The financial services industry “needs to rethink portfolio construction,” says Sébastian Page, head of global multi-asset at T. Rowe Price.
Speaking at the firm’s virtual global market outlook briefing, Page explained why such a change is necessary now, recounting major market developments over the past year, many due to the impact of the COVID-19 pandemic. Here are some of the highlights of his presentation.
1. The Failure of Diversification
Recalling the close correlation between U.S. stocks and different asset classes during the late February to late March market selloff, including foreign stocks (both developed and emerging market), U.S. investment-grade and high-yield corporate bonds and real estate, Page said, “We can expect diversification will continue to fall when we need it the most. … Diversification tends to work best on the upside and very bad when you actually need it on the downside. It is a flawed concept.”

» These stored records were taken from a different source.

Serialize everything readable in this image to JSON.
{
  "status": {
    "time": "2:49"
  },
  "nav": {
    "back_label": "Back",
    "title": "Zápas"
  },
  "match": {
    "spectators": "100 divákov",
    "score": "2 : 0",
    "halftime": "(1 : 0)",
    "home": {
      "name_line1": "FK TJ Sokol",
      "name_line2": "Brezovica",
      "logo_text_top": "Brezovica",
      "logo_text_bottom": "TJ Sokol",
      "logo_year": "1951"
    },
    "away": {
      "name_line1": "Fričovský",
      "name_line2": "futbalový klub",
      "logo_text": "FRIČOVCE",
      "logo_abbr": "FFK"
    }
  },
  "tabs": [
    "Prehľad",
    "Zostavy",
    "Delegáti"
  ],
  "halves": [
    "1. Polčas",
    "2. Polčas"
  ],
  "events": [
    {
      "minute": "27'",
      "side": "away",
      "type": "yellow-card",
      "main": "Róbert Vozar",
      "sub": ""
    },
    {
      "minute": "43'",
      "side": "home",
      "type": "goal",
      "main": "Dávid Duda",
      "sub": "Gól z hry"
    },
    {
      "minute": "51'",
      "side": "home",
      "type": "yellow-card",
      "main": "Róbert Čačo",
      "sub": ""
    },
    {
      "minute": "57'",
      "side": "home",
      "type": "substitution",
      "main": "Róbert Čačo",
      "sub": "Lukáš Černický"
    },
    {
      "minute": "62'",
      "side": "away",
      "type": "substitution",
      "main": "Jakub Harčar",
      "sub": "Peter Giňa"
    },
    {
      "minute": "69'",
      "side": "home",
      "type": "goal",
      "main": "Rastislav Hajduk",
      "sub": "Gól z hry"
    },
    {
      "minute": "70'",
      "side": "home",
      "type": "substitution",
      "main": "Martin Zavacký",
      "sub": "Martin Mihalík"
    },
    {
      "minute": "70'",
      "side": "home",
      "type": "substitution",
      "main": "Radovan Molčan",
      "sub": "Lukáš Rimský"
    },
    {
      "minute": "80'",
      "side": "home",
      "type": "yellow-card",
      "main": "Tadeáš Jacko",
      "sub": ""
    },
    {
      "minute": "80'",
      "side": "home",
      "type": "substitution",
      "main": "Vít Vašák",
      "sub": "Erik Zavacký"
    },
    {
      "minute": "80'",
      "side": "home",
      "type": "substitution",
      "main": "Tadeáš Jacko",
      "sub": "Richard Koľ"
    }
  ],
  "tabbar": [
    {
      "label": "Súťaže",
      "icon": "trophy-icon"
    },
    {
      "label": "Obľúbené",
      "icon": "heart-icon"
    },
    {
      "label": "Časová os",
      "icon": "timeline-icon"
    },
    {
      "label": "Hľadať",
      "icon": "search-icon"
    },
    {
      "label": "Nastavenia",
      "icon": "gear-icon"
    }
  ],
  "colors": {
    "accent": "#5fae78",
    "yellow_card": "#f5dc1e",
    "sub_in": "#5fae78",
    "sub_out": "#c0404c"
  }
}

Page is not suggesting that investors don’t diversify their assets but that they add to the mix of assets since Treasurys “will no longer be as effective a diversifier for stocks” with interest rates near zero.
He recommends long-duration bonds, which still have some hedging properties because yields remain higher at the long end of the yield curve and they could possibly appreciate in price. In addition, he likes absolute return assets such as liquid alternatives that allow investors to take long and short positions; active management that dynamically manages risks; gold, which can trade like a risk asset in the short run but can be a hedge in longer run; and low-interest currencies like the Japanese yen.
Even with these alternatives, however, Page, author of a new book, Beyond Diversification, said investors “have to recognize the new reality we’re in,” and take more risk to reach a certain expected rate of return or lower their return expectations if they don’t.
2. 60/40? More like 80/20
One example of taking more risk to get an expected level of return is to increase the allocation to stocks. T. Rowe Price multi-asset team estimates that “to get a 6% expected rate of return going forward you’re going essentially to need to hold more stocks than ever before … depending on assumption and asset classes perhaps as much as 80% stocks,” Page said.
This is well beyond the traditional 60/40 portfolio that investors have traditionally used for retirement savings and a growing number of financial firms view as insufficient now.
Page also noted there is essentially no compounding effect after inflation from investing in U.S. Treasurys given their near-zero yields. An investor contributing 10% of their salary to Treasurys to save for one year of retirement, for example, would need to save for 10 years. For those already in retirement, many currently underfunded, “not only will the search for yield continue but the search for returns will intensify.”
Although he didn’t mention this, the compounding effect still exists for corporate bonds, but only if holding periods are extended.
3. Beware a reduction in fiscal and monetary stimulus
As a result of this two-pronged stimulus, which has been estimated as high as $25 trillion globally, or about half the total market cap of global stocks, much more money (liquidity) will be chasing fewer assets in the next 12 months, Page said. When the stimulus decelerates, stock markets will become more fragile and will require economic and earnings acceleration, adjusted for inflation, to make up for the retrenchment.
In the meantime, “the equity risk premium is alive and well,” said Page — referring to the earnings per share of the S&P 500, which is the opposite of price-to-earnings ratio — compared to the 10-year Treasury yield. The S&P 500 earnings yield is currently 2.75%, more than three times the 0.88% 10-year Treasury yield.
— Related on ThinkAdvisor: